not mine just an example for taks
11th Grade TAKS Essay February 2004 Score Point 4
The expression on my face showed the shock of what I just heard. My sister just told me she was a lesbian. Not knowing how to react to the news, I just stood there, silent and shocked. Then I thought she must be joking. I had seen her kiss boys before and I knew she had boyfriends.
“No” she said, “this is who I am and I hope you can accept that.”

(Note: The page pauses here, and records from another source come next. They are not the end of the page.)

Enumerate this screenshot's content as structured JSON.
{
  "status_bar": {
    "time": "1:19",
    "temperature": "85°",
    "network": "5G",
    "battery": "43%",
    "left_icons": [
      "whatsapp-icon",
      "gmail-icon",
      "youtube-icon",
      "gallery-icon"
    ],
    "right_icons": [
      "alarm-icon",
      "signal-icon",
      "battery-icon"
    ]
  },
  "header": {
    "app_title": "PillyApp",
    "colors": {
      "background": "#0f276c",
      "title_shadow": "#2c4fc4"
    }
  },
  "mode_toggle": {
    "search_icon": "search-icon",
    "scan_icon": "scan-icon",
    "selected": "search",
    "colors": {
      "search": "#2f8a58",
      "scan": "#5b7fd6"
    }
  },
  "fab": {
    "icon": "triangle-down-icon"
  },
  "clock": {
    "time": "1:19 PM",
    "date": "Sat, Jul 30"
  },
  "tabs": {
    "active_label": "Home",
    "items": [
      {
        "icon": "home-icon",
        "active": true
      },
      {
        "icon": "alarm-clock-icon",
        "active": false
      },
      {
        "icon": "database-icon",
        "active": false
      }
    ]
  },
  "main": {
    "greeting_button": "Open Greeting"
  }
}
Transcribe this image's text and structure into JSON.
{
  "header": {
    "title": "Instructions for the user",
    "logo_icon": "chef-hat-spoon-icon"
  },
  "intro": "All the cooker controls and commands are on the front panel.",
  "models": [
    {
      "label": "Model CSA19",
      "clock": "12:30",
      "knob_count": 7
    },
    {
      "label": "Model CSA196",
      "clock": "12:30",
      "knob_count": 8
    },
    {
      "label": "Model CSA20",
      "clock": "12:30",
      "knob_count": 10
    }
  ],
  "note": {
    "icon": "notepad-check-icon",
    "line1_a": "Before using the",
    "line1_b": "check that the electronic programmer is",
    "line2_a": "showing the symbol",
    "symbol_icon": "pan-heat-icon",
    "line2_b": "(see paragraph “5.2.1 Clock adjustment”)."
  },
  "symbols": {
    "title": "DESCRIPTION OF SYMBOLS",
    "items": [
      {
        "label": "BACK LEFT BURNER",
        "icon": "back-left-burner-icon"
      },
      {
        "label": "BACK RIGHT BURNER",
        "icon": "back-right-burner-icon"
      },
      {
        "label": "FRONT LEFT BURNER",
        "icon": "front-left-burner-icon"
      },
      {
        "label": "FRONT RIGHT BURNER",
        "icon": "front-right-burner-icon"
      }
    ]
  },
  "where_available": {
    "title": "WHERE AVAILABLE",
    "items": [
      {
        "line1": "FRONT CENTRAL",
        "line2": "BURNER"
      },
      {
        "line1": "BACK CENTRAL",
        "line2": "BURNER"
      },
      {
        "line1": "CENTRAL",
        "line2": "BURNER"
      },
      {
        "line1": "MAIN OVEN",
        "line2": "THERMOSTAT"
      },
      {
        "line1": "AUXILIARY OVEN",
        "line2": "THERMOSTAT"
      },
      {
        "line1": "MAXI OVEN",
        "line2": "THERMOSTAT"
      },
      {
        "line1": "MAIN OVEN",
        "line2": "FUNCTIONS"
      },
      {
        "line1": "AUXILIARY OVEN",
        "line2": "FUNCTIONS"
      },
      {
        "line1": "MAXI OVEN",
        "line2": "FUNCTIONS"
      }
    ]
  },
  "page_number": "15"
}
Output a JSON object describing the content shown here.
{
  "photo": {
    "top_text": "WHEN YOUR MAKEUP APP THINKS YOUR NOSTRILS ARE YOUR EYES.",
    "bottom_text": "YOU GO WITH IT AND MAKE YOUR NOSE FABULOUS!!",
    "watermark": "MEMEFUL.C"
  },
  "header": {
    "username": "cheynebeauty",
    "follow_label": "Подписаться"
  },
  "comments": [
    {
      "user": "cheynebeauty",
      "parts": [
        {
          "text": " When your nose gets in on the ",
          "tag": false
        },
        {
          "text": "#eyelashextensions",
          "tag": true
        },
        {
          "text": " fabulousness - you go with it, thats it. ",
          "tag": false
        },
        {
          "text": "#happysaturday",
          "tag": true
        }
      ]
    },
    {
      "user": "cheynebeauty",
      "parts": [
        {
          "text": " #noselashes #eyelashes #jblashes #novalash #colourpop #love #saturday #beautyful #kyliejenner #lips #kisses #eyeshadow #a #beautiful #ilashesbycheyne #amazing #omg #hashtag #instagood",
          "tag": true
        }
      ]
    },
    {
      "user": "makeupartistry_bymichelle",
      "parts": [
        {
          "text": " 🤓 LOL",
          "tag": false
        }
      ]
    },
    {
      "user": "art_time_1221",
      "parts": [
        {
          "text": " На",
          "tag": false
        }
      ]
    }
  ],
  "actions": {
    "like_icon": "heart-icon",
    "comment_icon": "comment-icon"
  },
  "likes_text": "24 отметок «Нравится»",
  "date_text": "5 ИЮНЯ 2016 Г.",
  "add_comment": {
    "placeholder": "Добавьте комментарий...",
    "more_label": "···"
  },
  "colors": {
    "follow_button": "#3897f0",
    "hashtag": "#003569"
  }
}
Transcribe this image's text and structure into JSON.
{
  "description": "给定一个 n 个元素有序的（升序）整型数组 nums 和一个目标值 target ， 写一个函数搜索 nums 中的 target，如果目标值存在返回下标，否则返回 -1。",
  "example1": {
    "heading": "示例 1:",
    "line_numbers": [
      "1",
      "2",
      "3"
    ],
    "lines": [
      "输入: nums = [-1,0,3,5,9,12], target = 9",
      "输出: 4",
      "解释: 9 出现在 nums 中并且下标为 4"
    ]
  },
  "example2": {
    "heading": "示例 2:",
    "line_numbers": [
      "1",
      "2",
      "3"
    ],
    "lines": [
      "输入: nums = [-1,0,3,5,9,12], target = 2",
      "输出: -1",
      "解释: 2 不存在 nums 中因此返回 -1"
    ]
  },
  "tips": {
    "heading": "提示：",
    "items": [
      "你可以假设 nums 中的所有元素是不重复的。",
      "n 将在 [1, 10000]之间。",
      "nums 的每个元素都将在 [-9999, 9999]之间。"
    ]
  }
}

I didn’t answer. I acted on my first impulse, which was to be ashamed. Walking away from her, I selfishly wondered how it would affect my life. What if people found out? What would they say? Would they think I was a lesbian too? The next morning I went to school. I told no one. I didn’t want anyone to know. I wasn’t very popular and was accustomed to daily teasing. If the news got out my sister was homosexual, I knew not only was the rest of middle school going to be dreadful, but I wouldn’t be able to live through high school. From then on my sister and I had a terrible relationship. I didn’t even want to go out in public with her. I didn’t want to be different from everyone else.
My sister had plenty of friends in high school and some of them had younger siblings in middle school as well, so I guess that’s how someone found out. I was sitting in geometry, glancing around the room, when my daily tormentor strutted up beside me and announced to the class what I had hoped they would never know – that my sister was a lesbian. It only took a second for me to burst into tears and run down the hallway to the restroom. Ten minutes later, I walked back into class. To my surprise not one single person was pointing a finger and laughing. As a matter of fact one girl, whom I had talked to before in class, stood up and said
“It’s all right, my aunt is a lesbian.”
“Yeah,” said Michael, “so is my aunt.”
They all didn’t care. At that moment I realized even if they did care it shouldn’t matter to...